- Sinkholes are a common feature in limestone/karst areas.
- A sinkhole is an opening more or less circular at the top and funnel-shaped towards the bottom
- There is a great variation in sizes of Sinkholes with areas from a few sq. m to a hectare and with depth from a less than half a metre to thirty metres or more.
- These holes grow in size through continuous solvent action
- They are also referred to as solution sinks
- They are also referred to as Collapse sinks .
- They are less common than sinkholes
- They might start as solution forms first, and if the bottom of a sinkhole forms the roof of a void or cave underground, it might collapse leaving a large hole opening into a cave or a void below
- They are long, narrow to wide trenches, also referred to as Valley sinks .
- Several sinkholes and dolines may merge together as a result of subsidence to form a large depression called an Uvala.
- These are grooved, fluted and ridge-like features in an open limestone field.
- These ridges or lapies form due to differential solution activity along parallel to sub-parallel joints.
- Eventually, the lapie field may transform into smooth limestone pavements.
- A limestone pavement is a natural karst landform consisting of a flat, incised surface of exposed limestone that resembles an artificial pavement.

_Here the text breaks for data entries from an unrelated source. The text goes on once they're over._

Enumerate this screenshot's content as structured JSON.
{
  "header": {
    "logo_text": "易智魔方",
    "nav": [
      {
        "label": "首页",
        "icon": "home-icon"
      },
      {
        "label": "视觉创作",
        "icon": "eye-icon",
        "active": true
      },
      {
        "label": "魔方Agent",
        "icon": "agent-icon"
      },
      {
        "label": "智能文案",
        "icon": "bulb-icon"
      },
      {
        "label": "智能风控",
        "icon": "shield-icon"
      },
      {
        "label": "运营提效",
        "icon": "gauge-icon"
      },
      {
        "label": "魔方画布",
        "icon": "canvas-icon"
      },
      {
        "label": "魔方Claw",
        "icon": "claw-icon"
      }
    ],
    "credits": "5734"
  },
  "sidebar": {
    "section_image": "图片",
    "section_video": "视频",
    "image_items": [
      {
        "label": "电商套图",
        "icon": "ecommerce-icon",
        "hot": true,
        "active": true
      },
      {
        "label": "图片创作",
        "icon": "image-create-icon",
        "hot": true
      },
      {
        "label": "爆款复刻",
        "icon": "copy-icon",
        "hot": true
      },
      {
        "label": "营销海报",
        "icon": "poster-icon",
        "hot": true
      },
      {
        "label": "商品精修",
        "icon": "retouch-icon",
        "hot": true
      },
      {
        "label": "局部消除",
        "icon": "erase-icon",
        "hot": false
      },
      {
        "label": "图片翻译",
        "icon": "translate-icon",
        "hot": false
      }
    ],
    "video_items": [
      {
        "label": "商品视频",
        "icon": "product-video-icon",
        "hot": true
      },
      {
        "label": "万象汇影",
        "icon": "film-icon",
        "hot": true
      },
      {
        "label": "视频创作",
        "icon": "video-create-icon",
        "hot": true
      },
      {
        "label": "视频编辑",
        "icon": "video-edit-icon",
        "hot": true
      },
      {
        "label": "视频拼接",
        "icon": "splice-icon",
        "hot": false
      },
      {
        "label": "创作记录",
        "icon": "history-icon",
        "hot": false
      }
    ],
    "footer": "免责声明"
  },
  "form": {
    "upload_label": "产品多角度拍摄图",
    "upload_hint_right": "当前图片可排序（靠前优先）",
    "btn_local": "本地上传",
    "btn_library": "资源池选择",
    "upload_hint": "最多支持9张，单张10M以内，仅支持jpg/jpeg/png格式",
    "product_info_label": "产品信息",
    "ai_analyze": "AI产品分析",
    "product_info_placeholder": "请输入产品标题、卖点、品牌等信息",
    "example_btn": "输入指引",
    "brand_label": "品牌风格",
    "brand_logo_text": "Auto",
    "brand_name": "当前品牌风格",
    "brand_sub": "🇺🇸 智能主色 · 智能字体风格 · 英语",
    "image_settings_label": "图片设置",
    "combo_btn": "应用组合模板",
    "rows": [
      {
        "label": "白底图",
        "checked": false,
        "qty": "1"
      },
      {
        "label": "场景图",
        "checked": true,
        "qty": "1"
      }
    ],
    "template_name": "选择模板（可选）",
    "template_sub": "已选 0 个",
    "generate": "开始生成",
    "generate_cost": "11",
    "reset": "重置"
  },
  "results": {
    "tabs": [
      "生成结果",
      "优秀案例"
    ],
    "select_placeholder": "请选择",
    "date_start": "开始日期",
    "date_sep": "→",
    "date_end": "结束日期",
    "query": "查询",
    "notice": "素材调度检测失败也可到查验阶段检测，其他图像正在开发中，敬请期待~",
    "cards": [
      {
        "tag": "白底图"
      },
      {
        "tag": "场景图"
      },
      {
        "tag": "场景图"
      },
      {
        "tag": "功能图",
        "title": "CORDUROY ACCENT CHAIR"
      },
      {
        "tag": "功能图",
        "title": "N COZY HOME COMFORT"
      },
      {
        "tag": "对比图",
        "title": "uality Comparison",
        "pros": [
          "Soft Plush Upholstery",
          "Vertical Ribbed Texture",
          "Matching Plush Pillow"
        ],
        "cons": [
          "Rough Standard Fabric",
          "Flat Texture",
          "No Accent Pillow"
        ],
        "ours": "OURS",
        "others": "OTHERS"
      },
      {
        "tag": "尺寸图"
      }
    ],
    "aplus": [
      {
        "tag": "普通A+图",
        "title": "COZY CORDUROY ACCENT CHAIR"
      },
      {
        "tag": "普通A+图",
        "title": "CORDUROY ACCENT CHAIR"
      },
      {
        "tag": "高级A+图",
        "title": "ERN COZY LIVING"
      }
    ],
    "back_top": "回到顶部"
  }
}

- These are formed by the solvent action of underground water in the limestones, causing progressive widening and enlargement of joints and cracks in the trenches.
- The enlarged joints are called grikes and the isolated, rectangular blocks are termed as clints.
- Cave formation is prominent in areas where there are alternating beds of rocks (sandstone, shale, quartzite) with limestone or dolomite in between or in areas where limestones are dense, massive and occurring as thick beds.
- Water percolates down either through the materials or through cracks and joints and moves horizontally along bedding planes.
- Gradually, the limestone dissolves along these bedding planes resulting in the creation of long and narrow gaps called caves.
- A polije is a very large, flat-floored depression in the karst region.
- They are often formed by merging of several uvalas or partly due to faulting
- They are commonly found in subtropical and tropical latitudes
- Some of these may also appear in the temperate region. They may also be found in boreal regions, though very rarely.
- During the rainy season, parts of the floor which are at or near the water table may become temporary lakes
- Drier areas are fertile. Usually covered with thick sediments, they are used extensively for agricultural purposes
- A ponor is a natural surface opening in the karst regions
- They are found directly underneath the sinkholes
- A ponor is kind of a portal where a surface stream or lake flows either partially or completely underground into a karst groundwater system.
Landforms due to depositions
Depositional landforms in karst region are developed due to the deposition of calcium carbonate. The calcium carbonate dissolved during the erosional process starts to precipitate when the water evaporates or when the solution is super-saturated.
Stalactites, Stalagmites and Pillars are the most spectacular underground features, found in the limestone caves.
- Stalactites are the sharp, slender, downward-growing icicles of different diameters that hang from the cave roofs.
- Stalactites have a variety of forms
- Their bases are normally broad which taper towards the free ends
- The water carries calcium in solution and when this lime-charged water evaporates, it leaves behind the solidified crystalline calcium carbonate.
- Stalagmites form due to dripping water from the surface or through the thin pipe, of the stalactite, immediately below it
- Moisture dripping from the roof trickles down the stalactite and drops to the floor where stalagmites are formed due to deposition of calcium
- Stalagmites may take the shape of a column, a disc, with either a smooth, rounded bulging end or a miniature crater-like depression.
- Over a long period, the stalactite is eventually merged with the stalagmite
- Thus, the pillars or columns of different diameters are formed.